When I was first heard about Top Note Tonics (the sponsor of this post), I didn’t know what to expect. But then I learned that you could mix their flavored tonic waters with fizzy water for a light soda. Or with alcohol for a tasty cocktail.
And I was so in.
Yes, the holidays are coming (cocktails). Followed by diet season (light soda).
Looking for a little history, I decided to hit up Wikipedia. Here I learned that tonics were originally made up to protect against malaria. The protective quinine powder was so bitter that tropics-based British officials began mixing it with soda and sugar, and a basic tonic water was born. (today’s tonic water now has a much lower quinine content—just to add a hint of bitter flavor). Later mixed with gin, and the gin & tonic mixed drink was created.
Top Note founders Mary Pellettieri and Noah Swanson didn’t originally set out to change the way people think about (and enjoy) sodas and tonics. In fact, a few years back, Mary was working to create a home brewed herbal beer. With a B.S. in Botany, and 22 years of experience in the craft beer business, it was a natural offshoot. But as she grew more familiar with the herbs, she decided that herbal infused syrups were more interesting than beer and changed paths. Noah provided taste testing and business acumen and the rest, as they say, is history.
Top note provided me with tonics in five flavors: Bitter Orange, Bitter Lemon, Gentian Lime, Indian Tonic and Ginger Beer. The tonics are made from carefully sourced roots, barks, fruits, herbs, spices and a mix of real sugars (rather than high fructose corn syrup). No artificial colors, no preservatives, no gluten, no GMO ingredients. Half the sugar of standard mixers, a fraction of the sugar in standard sodas.
Homemade Soda & Cocktails
My first thought about using the tonics was to try a homemade soda. As someone who tries to eat naturally, I’d much rather mix a good syrup (wild grape juice anyone?) with fizzy water than open a can.
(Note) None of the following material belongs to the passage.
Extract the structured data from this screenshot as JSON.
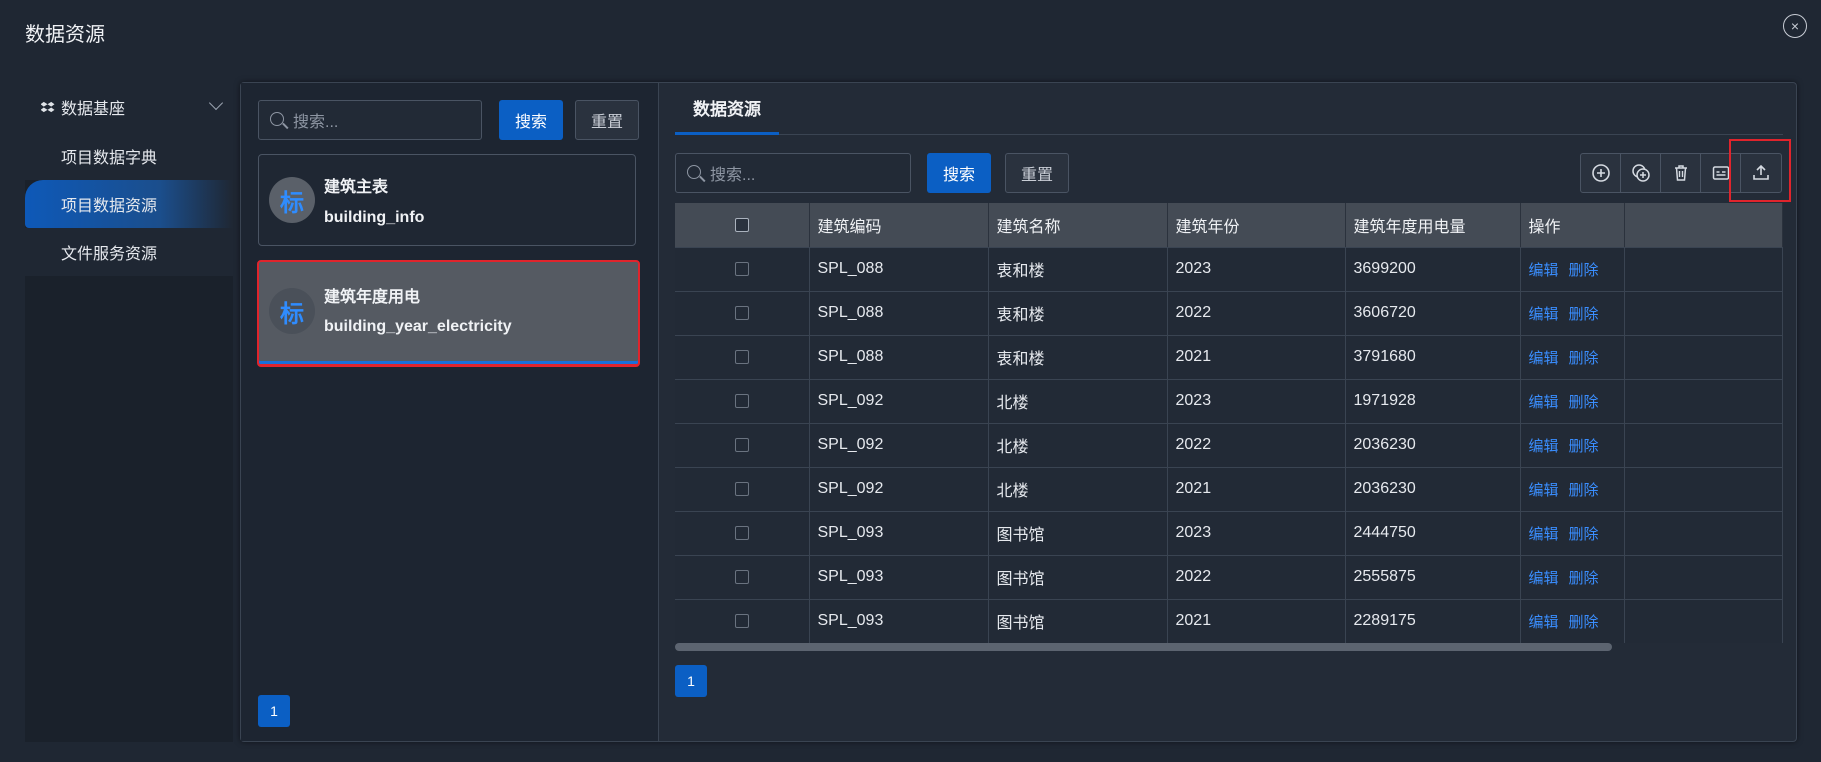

Top Tonics recommended mixing 5 ounces of carbonated water with 1 ounce of tonic, for a 35 calorie beverage, but I preferred a 7 to 1 ratio giving me 8 ounces for 35 calories (yes!). The bitter lemon and bitter orange would be the closest to conventional flavors here.
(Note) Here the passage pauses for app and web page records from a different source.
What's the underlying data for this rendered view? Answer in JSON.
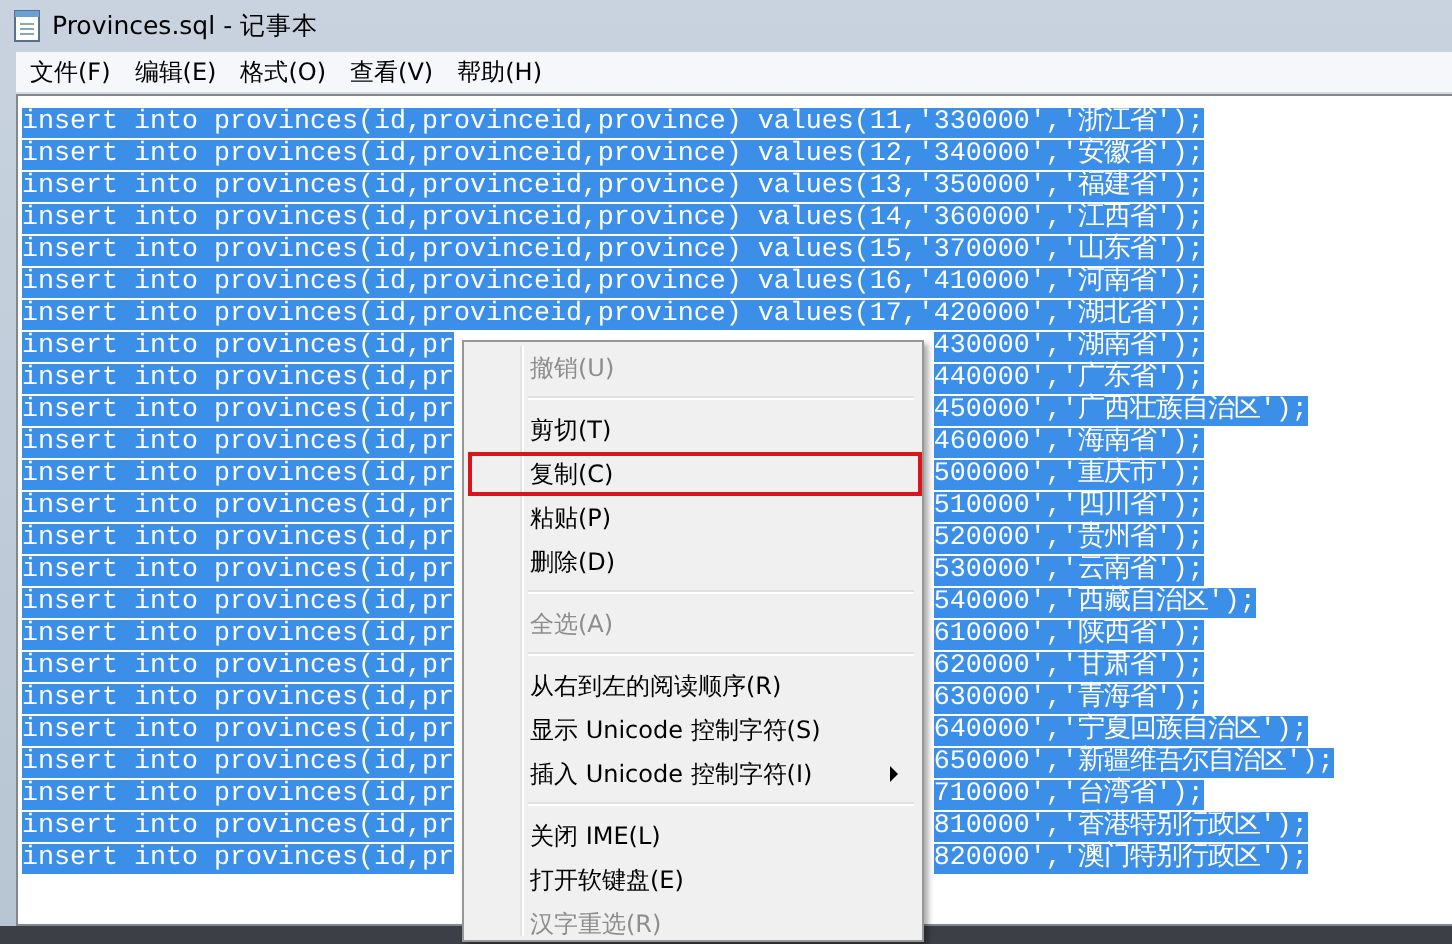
{
  "window": {
    "title": "Provinces.sql - 记事本"
  },
  "menu_bar": [
    {
      "label": "文件(F)"
    },
    {
      "label": "编辑(E)"
    },
    {
      "label": "格式(O)"
    },
    {
      "label": "查看(V)"
    },
    {
      "label": "帮助(H)"
    }
  ],
  "editor": {
    "lines": [
      {
        "kind": "full",
        "text": "insert into provinces(id,provinceid,province) values(11,'330000','浙江省');",
        "selected": true
      },
      {
        "kind": "full",
        "text": "insert into provinces(id,provinceid,province) values(12,'340000','安徽省');",
        "selected": true
      },
      {
        "kind": "full",
        "text": "insert into provinces(id,provinceid,province) values(13,'350000','福建省');",
        "selected": true
      },
      {
        "kind": "full",
        "text": "insert into provinces(id,provinceid,province) values(14,'360000','江西省');",
        "selected": true
      },
      {
        "kind": "full",
        "text": "insert into provinces(id,provinceid,province) values(15,'370000','山东省');",
        "selected": true
      },
      {
        "kind": "full",
        "text": "insert into provinces(id,provinceid,province) values(16,'410000','河南省');",
        "selected": true
      },
      {
        "kind": "full",
        "text": "insert into provinces(id,provinceid,province) values(17,'420000','湖北省');",
        "selected": true
      },
      {
        "kind": "split",
        "left": "insert into provinces(id,pr",
        "right": "430000','湖南省');",
        "selected": true
      },
      {
        "kind": "split",
        "left": "insert into provinces(id,pr",
        "right": "440000','广东省');",
        "selected": true
      },
      {
        "kind": "split",
        "left": "insert into provinces(id,pr",
        "right": "450000','广西壮族自治区');",
        "selected": true
      },
      {
        "kind": "split",
        "left": "insert into provinces(id,pr",
        "right": "460000','海南省');",
        "selected": true
      },
      {
        "kind": "split",
        "left": "insert into provinces(id,pr",
        "right": "500000','重庆市');",
        "selected": true
      },
      {
        "kind": "split",
        "left": "insert into provinces(id,pr",
        "right": "510000','四川省');",
        "selected": true
      },
      {
        "kind": "split",
        "left": "insert into provinces(id,pr",
        "right": "520000','贵州省');",
        "selected": true
      },
      {
        "kind": "split",
        "left": "insert into provinces(id,pr",
        "right": "530000','云南省');",
        "selected": true
      },
      {
        "kind": "split",
        "left": "insert into provinces(id,pr",
        "right": "540000','西藏自治区');",
        "selected": true
      },
      {
        "kind": "split",
        "left": "insert into provinces(id,pr",
        "right": "610000','陕西省');",
        "selected": true
      },
      {
        "kind": "split",
        "left": "insert into provinces(id,pr",
        "right": "620000','甘肃省');",
        "selected": true
      },
      {
        "kind": "split",
        "left": "insert into provinces(id,pr",
        "right": "630000','青海省');",
        "selected": true
      },
      {
        "kind": "split",
        "left": "insert into provinces(id,pr",
        "right": "640000','宁夏回族自治区');",
        "selected": true
      },
      {
        "kind": "split",
        "left": "insert into provinces(id,pr",
        "right": "650000','新疆维吾尔自治区');",
        "selected": true
      },
      {
        "kind": "split",
        "left": "insert into provinces(id,pr",
        "right": "710000','台湾省');",
        "selected": true
      },
      {
        "kind": "split",
        "left": "insert into provinces(id,pr",
        "right": "810000','香港特别行政区');",
        "selected": true
      },
      {
        "kind": "split",
        "left": "insert into provinces(id,pr",
        "right": "820000','澳门特别行政区');",
        "selected": true
      }
    ]
  },
  "context_menu": {
    "items": [
      {
        "kind": "item",
        "label": "撤销(U)",
        "disabled": true,
        "annotated": false
      },
      {
        "kind": "separator"
      },
      {
        "kind": "item",
        "label": "剪切(T)",
        "disabled": false,
        "annotated": false
      },
      {
        "kind": "item",
        "label": "复制(C)",
        "disabled": false,
        "annotated": true
      },
      {
        "kind": "item",
        "label": "粘贴(P)",
        "disabled": false,
        "annotated": false
      },
      {
        "kind": "item",
        "label": "删除(D)",
        "disabled": false,
        "annotated": false
      },
      {
        "kind": "separator"
      },
      {
        "kind": "item",
        "label": "全选(A)",
        "disabled": true,
        "annotated": false
      },
      {
        "kind": "separator"
      },
      {
        "kind": "item",
        "label": "从右到左的阅读顺序(R)",
        "disabled": false,
        "annotated": false
      },
      {
        "kind": "item",
        "label": "显示 Unicode 控制字符(S)",
        "disabled": false,
        "annotated": false
      },
      {
        "kind": "submenu",
        "label": "插入 Unicode 控制字符(I)",
        "disabled": false,
        "annotated": false
      },
      {
        "kind": "separator"
      },
      {
        "kind": "item",
        "label": "关闭 IME(L)",
        "disabled": false,
        "annotated": false
      },
      {
        "kind": "item",
        "label": "打开软键盘(E)",
        "disabled": false,
        "annotated": false
      },
      {
        "kind": "item",
        "label": "汉字重选(R)",
        "disabled": true,
        "annotated": false
      }
    ]
  }
}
But no way are these standard sweet soda flavors. Taste the bitter orange and you first notice a very natural orange flavor (I find many conventional soda flavorings taste artificial), followed by a bitterness, then some herbal overtones (aka the “Top Notes”). So expect the unexpected. People who avoid bitterness might want to go with the ginger beer flavor where bitterness was virtually absent and which produced a more vibrant, natural ginger flavor than regular ginger ales.
Of course coming up was the real fun! Next on my list was a nice cocktail–something befitting our beautiful fall. I ended up mixing bitter lemon and a little ginger beer tonic with brandy and non-alcoholic apple cider, loosely based on a Jack Rose (reputed to be a favorite drink of author John Steinbeck). I called my version a Top Note Ginger Jack (cider + brandy = apple jack?).
Can’t wait for my middle daughter to be home from college next week; we’re doing a little cocktail party (recipe below if you’d like to join us)!
Finally, it struck me that—just as cocktail bitters moved from cocktail use to food enhancer, why shouldn’t Top Note tonics participate. Candidates would include sauces, salad dressings and desserts.
To experiment, I decided to mix up a lemon crème brulee by substituting bitter lemon and lemon zest for some of the cream (note that you will have to heat the zest with the cream then strain it out). Creamy & lemony with herbal overtones—mmm! (And lower in calories!)
- 1 ½ ounce brandy
- 1 ounce bitter lemon tonic
- 2 ounces (non-alcoholic) apple cider
- dash of ginger beer tonic
- Mix and serve in a martini glass.
- Triple Antioxidant Cabernet Blueberry Cranberry Sauce
- Southwest Pumpkin Black Bean Soup